String Splitting in C

For a project I’ve been working on I needed to split a string into it’s component parts. There is `strtok` which I find useless for pretty much any task. It is not thread-safe, nor is it re-entrant, which makes it impossible to parse two strings (in a loop) at once. Yet another issue with `strtok` is that after splitting, parts are returned by multiple calls to the function. The only way to know the number of parts is to loop until you’ve gone through all of them. Also, you can’t specify a maximum number of parts you want the string split into. Finally, `strtok` modifies the input string, which might not be desirable.

To deal with the shortcomings of `strtok` I wrote a simple string splitting function. It duplicates the input string and also takes a length so it can split a sub string. Not to mention, it supports a maximum number of splits in case I want to use it to partition a string.

char **str_split(const char *in, size_t in_len, char delm, size_t *num_elm, size_t max)
{
    char   *parsestr;
    char   **out;
    size_t  cnt = 1;
    size_t  i;

    if (in == NULL || in_len == 0 || num_elm == NULL)
        return NULL;

    parsestr = malloc(in_len+1);
    memcpy(parsestr, in, in_len+1);
    parsestr[in_len] = '\0';

    *num_elm = 1;
    for (i=0; i<in_len; i++) {
        if (parsestr[i] == delm)
            (*num_elm)++;
        if (max > 0 && *num_elm == max)
            break;
    }

    out    = malloc(*num_elm * sizeof(*out));
    out[0] = parsestr;
    for (i=0; i<in_len && cnt<*num_elm; i++) {
        if (parsestr[i] != delm)
            continue;

        /* Add the pointer to the array of elements */
        parsestr[i] = '\0';
        out[cnt] = parsestr+i+1;
        cnt++;
    }

    return out;
}

Before we start the actual splitting, we need to determine the number of elements.
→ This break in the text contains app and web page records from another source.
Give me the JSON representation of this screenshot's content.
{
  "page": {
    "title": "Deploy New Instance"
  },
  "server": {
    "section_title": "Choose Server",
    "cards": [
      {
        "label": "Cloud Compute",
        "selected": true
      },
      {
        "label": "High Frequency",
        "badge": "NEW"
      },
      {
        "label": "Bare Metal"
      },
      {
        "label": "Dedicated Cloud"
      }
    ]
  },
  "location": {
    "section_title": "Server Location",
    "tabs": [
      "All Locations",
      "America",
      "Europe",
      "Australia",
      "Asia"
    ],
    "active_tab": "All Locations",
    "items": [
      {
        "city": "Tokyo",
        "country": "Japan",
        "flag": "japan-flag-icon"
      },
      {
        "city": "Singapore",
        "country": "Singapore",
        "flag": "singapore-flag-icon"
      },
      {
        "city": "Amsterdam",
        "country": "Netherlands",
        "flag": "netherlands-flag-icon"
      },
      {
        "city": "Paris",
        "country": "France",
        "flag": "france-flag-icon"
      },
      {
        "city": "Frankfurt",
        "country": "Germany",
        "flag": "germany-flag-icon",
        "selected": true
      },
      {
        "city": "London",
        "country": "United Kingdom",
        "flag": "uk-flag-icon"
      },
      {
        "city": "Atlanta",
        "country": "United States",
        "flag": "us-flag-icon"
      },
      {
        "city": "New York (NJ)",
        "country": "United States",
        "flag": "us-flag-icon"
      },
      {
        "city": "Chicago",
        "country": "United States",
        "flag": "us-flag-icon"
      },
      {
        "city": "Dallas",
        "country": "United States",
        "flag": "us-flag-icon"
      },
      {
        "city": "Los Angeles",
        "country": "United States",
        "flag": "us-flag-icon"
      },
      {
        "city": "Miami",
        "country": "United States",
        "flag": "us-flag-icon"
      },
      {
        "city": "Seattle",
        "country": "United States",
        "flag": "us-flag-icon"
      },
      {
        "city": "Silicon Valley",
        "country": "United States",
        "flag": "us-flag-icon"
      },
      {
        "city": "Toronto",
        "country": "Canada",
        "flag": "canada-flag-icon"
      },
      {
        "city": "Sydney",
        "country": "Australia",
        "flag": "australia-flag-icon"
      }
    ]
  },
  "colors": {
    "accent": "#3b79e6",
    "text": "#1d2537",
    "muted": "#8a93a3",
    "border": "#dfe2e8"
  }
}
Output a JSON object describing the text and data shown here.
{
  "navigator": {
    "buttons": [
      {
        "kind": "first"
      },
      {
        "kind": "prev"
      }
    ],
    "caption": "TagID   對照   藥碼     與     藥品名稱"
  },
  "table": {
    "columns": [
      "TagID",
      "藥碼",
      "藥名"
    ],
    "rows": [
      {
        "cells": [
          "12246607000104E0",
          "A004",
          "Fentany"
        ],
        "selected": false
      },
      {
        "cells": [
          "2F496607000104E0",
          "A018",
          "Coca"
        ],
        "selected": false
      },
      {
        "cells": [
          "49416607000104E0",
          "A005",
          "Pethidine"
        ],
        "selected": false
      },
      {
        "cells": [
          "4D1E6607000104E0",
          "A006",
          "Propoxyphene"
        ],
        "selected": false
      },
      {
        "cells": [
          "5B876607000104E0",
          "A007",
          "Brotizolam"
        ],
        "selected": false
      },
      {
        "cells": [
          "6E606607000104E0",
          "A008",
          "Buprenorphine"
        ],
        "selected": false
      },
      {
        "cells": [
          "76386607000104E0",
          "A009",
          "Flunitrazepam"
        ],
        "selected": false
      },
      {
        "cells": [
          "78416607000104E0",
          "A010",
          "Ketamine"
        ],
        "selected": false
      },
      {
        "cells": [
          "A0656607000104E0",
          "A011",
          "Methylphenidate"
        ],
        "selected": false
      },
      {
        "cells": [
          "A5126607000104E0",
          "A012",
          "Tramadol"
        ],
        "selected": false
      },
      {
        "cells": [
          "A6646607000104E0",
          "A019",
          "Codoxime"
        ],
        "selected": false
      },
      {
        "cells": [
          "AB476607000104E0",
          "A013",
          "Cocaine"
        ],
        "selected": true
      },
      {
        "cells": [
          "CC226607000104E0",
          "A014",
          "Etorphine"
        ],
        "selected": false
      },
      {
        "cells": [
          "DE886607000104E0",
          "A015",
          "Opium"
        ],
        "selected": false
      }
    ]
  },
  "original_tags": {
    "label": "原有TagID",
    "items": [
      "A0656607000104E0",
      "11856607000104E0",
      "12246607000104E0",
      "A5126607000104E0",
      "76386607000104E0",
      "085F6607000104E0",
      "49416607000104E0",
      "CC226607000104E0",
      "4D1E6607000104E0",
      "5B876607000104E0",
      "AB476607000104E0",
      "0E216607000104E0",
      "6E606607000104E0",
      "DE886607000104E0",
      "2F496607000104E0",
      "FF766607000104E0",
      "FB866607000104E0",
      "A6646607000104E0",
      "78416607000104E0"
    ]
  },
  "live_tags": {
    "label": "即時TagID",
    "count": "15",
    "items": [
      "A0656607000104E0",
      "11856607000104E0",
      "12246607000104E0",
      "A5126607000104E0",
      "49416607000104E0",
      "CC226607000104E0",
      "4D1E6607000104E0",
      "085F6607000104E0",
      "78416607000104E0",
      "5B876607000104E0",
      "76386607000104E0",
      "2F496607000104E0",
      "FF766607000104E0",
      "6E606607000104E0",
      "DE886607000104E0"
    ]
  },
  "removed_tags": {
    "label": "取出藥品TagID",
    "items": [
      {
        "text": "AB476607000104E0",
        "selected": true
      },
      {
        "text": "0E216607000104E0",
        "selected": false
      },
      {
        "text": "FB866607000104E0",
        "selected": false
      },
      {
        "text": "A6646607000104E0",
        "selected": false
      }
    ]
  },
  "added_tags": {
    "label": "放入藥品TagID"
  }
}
There will always be at least one element because if there is no delimiter within the data, then the entire input will be returned as the only element. The number of elements will stop once `max` is reached unless `max` was set to 0. If max was set to 0, we’ll find the real total. This has to happen before the actual splitting takes place because we need to know the number of elements to allocate in the output array.

Next copy the data into a new string that we’ll chop up. We’ll ensure a NULL terminator in this string so we don’t have to worry about the last element in a split. Since we could be splitting a sub string it’s possible the data we’re copying isn’t already NULL terminated. Then we’ll, loop through the string again so we can start pulling out elements. If there was only one element (no delimiter in the string), then this loop will not run. Since the duplicated string was already set to the first element, it doesn’t matter if this doesn’t run because this loop only deals with the remaining elements.

As we go though the string, any delimiters are changed into NULL terminators. The pointer after the (delimiter changed into a NULL) is stored as the start of the next split. If the last data character in the string is the delimiter, then the next character will be the NULL terminator. In this situation the last element in the array will point to the NULL terminator so we end up with an empty element.

What we’ve done is take an string and put NULL terminators throughout it. We’ve also create an array of pointers into locations within the string after each terminator. The string itself is the first element in the array. This way we only have one `malloc` for all the string data instead of needing one for each substring. Due to this, we can’t have the caller free each part individually. Instead we need a separate function to handle freeing memory allocated by the split function.

void str_split_free(char **in, size_t num_elm)
{
    if (in == NULL)
        return;
    if (num_elm != 0)
        free(in[0]);
    free(in);
}

There are two allocations in the split array so naturally there will only be two deallocations (the array itself and the fist element in the array). Don’t forget the first element is the full string with the rest of the array containing pointers to specific locations within the string.

The number of elements isn’t really needed but it’s an additional safety check to prevent mistakes.